Craig: That’s fantastic. It’s gonna help everyone. It’s gonna continue to…

Frank: Absolutely.

Craig: Alright. Got a primary coming up and of course the general election. People can find out more by going to Guinta, that’s G-U-I-N-T-A,, about what you’ve been doing down there. And congressman, is there a good website for people to go to? When is the primary day?

Frank: Yeah, primary’s September 13th. So the campaign website is teamguinta .com. My federal website, which is everything I’m focusing on the federal level is as you said, And we have continued to, from a campaign perspective, run around the state and make sure we’re meeting as many of our constituents as possible. But you know, one of the most important things for me is to try to be reflective of what the views and values of the First Congressional District and I always invite people to please let me know what issues they want me to focus on. What particular pieces of legislation they want me to consider because, you know, I represent, and I’d like to let people know that we’re in the people’s house. I’m closest to the people in terms of representation and you can affect how I vote, and what legislation I file just by communication with me and talking with me about particular issues. So I always invite people to come in to the office or reach out to us, give us a call and make sure that we’re doing everything that we possibly can to effectively represent the First Congressional District. And it’s truly an honor to serve and I look forward to inviting people to vote in September 13th and then again in November general elections.

Craig: Alright.

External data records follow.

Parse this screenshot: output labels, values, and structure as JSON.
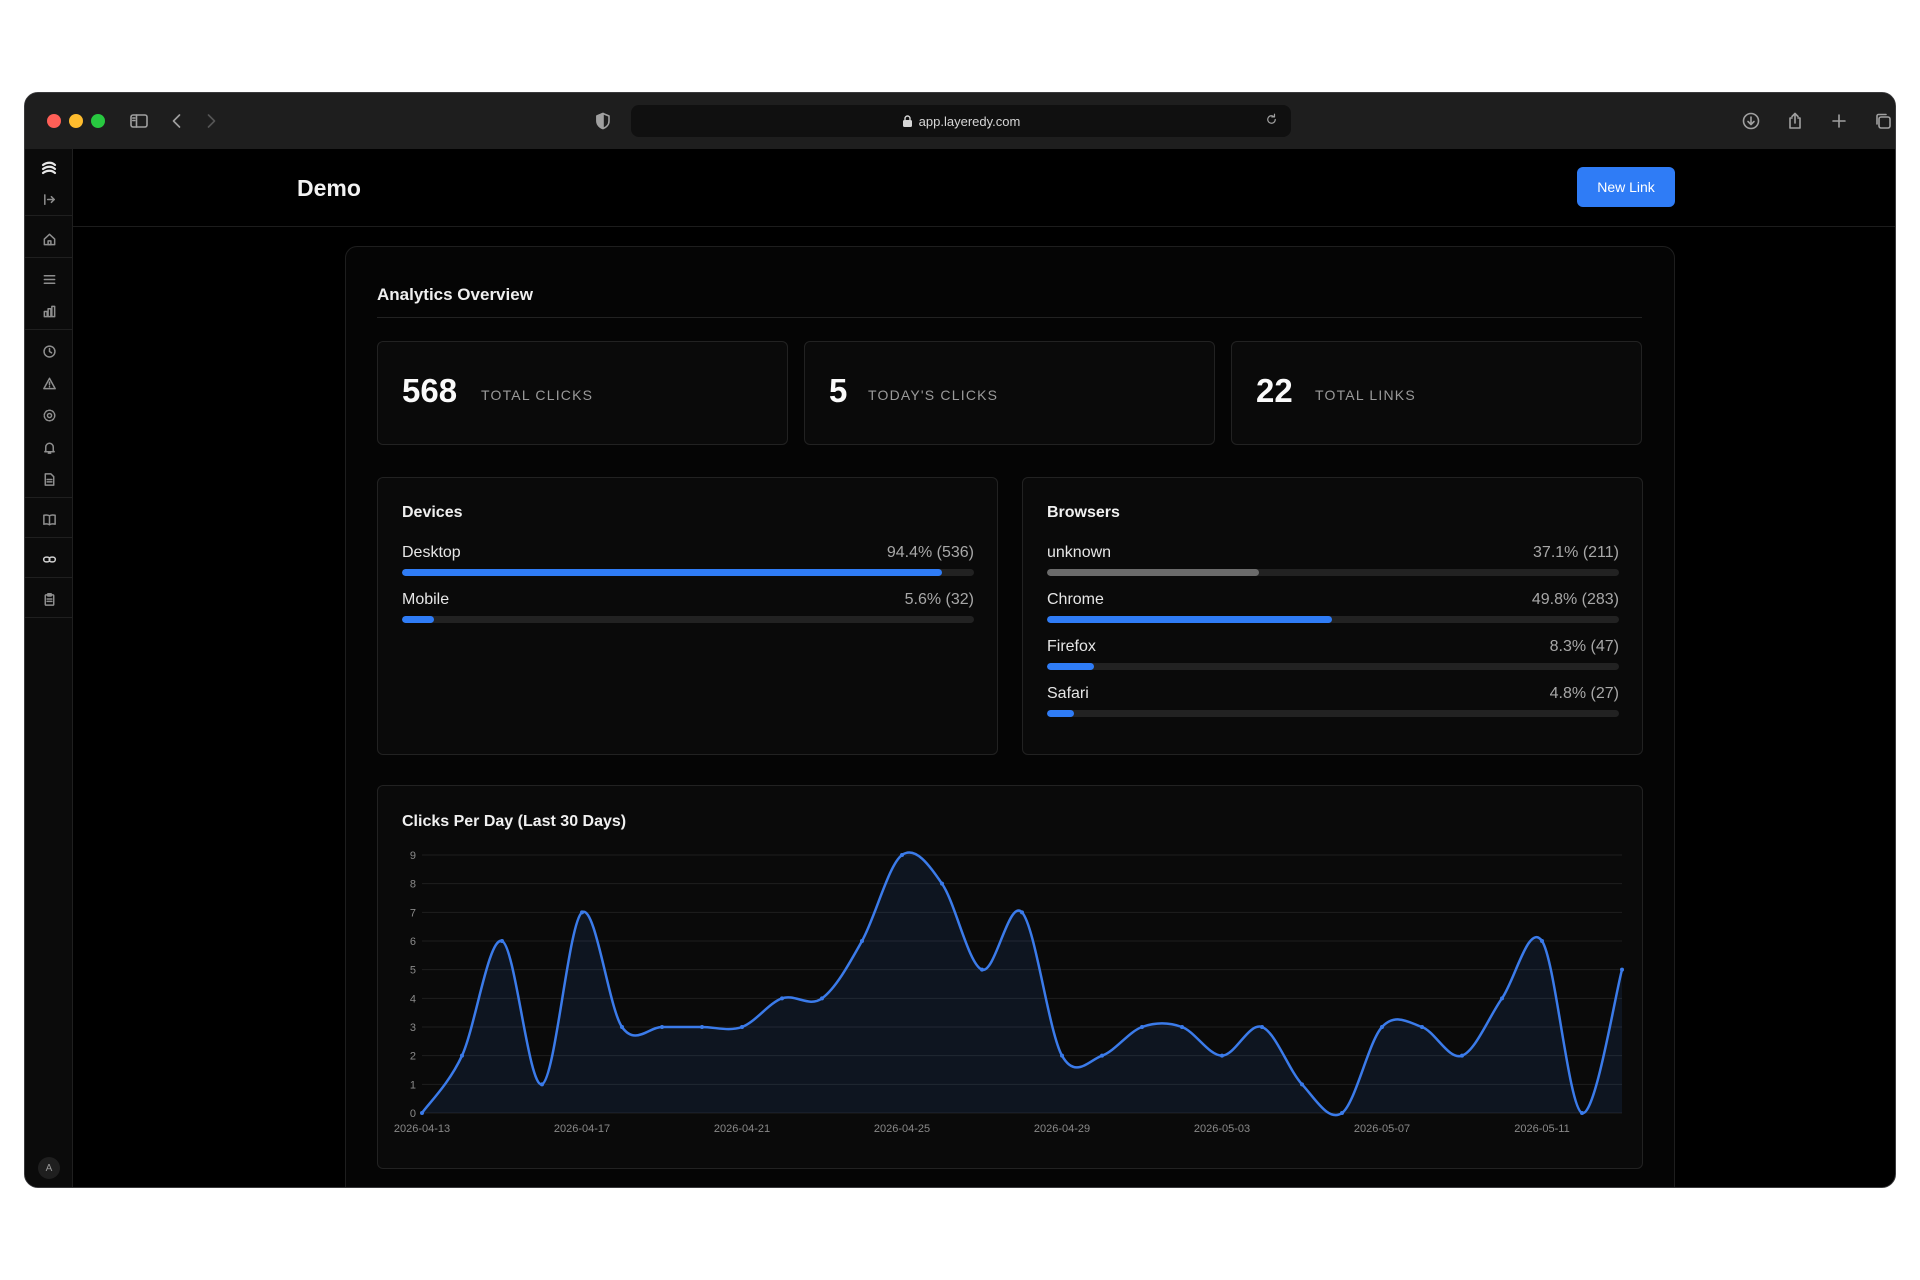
{
  "browser": {
    "url": "app.layeredy.com"
  },
  "sidebar": {
    "items": [
      "logo-icon",
      "collapse-icon",
      "home-icon",
      "list-icon",
      "chart-icon",
      "clock-icon",
      "alert-icon",
      "settings-icon",
      "bell-icon",
      "file-icon",
      "book-icon",
      "link-icon",
      "clipboard-icon"
    ],
    "avatar": "A"
  },
  "header": {
    "title": "Demo",
    "new_link_label": "New Link"
  },
  "overview": {
    "title": "Analytics Overview",
    "stats": [
      {
        "value": "568",
        "label": "TOTAL CLICKS"
      },
      {
        "value": "5",
        "label": "TODAY'S CLICKS"
      },
      {
        "value": "22",
        "label": "TOTAL LINKS"
      }
    ]
  },
  "devices": {
    "title": "Devices",
    "rows": [
      {
        "name": "Desktop",
        "value": "94.4% (536)",
        "percent": 94.4,
        "color": "#2f7cf6"
      },
      {
        "name": "Mobile",
        "value": "5.6% (32)",
        "percent": 5.6,
        "color": "#2f7cf6"
      }
    ]
  },
  "browsers": {
    "title": "Browsers",
    "rows": [
      {
        "name": "unknown",
        "value": "37.1% (211)",
        "percent": 37.1,
        "color": "#6b6b6b"
      },
      {
        "name": "Chrome",
        "value": "49.8% (283)",
        "percent": 49.8,
        "color": "#2f7cf6"
      },
      {
        "name": "Firefox",
        "value": "8.3% (47)",
        "percent": 8.3,
        "color": "#2f7cf6"
      },
      {
        "name": "Safari",
        "value": "4.8% (27)",
        "percent": 4.8,
        "color": "#2f7cf6"
      }
    ]
  },
  "chart_data": {
    "type": "area",
    "title": "Clicks Per Day (Last 30 Days)",
    "xlabel": "",
    "ylabel": "",
    "ylim": [
      0,
      9
    ],
    "yticks": [
      0,
      1,
      2,
      3,
      4,
      5,
      6,
      7,
      8,
      9
    ],
    "grid": true,
    "line_color": "#3b7bea",
    "x": [
      "2026-04-13",
      "2026-04-14",
      "2026-04-15",
      "2026-04-16",
      "2026-04-17",
      "2026-04-18",
      "2026-04-19",
      "2026-04-20",
      "2026-04-21",
      "2026-04-22",
      "2026-04-23",
      "2026-04-24",
      "2026-04-25",
      "2026-04-26",
      "2026-04-27",
      "2026-04-28",
      "2026-04-29",
      "2026-04-30",
      "2026-05-01",
      "2026-05-02",
      "2026-05-03",
      "2026-05-04",
      "2026-05-05",
      "2026-05-06",
      "2026-05-07",
      "2026-05-08",
      "2026-05-09",
      "2026-05-10",
      "2026-05-11",
      "2026-05-12",
      "2026-05-13"
    ],
    "series": [
      {
        "values": [
          0,
          2,
          6,
          1,
          7,
          3,
          3,
          3,
          3,
          4,
          4,
          6,
          9,
          8,
          5,
          7,
          2,
          2,
          3,
          3,
          2,
          3,
          1,
          0,
          3,
          3,
          2,
          4,
          6,
          0,
          5
        ]
      }
    ],
    "xtick_labels": [
      "2026-04-13",
      "2026-04-17",
      "2026-04-21",
      "2026-04-25",
      "2026-04-29",
      "2026-05-03",
      "2026-05-07",
      "2026-05-11"
    ]
  }
}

Congressman Frank Guinta, thanks again for being with us today.

Frank: Craig, thank you so much.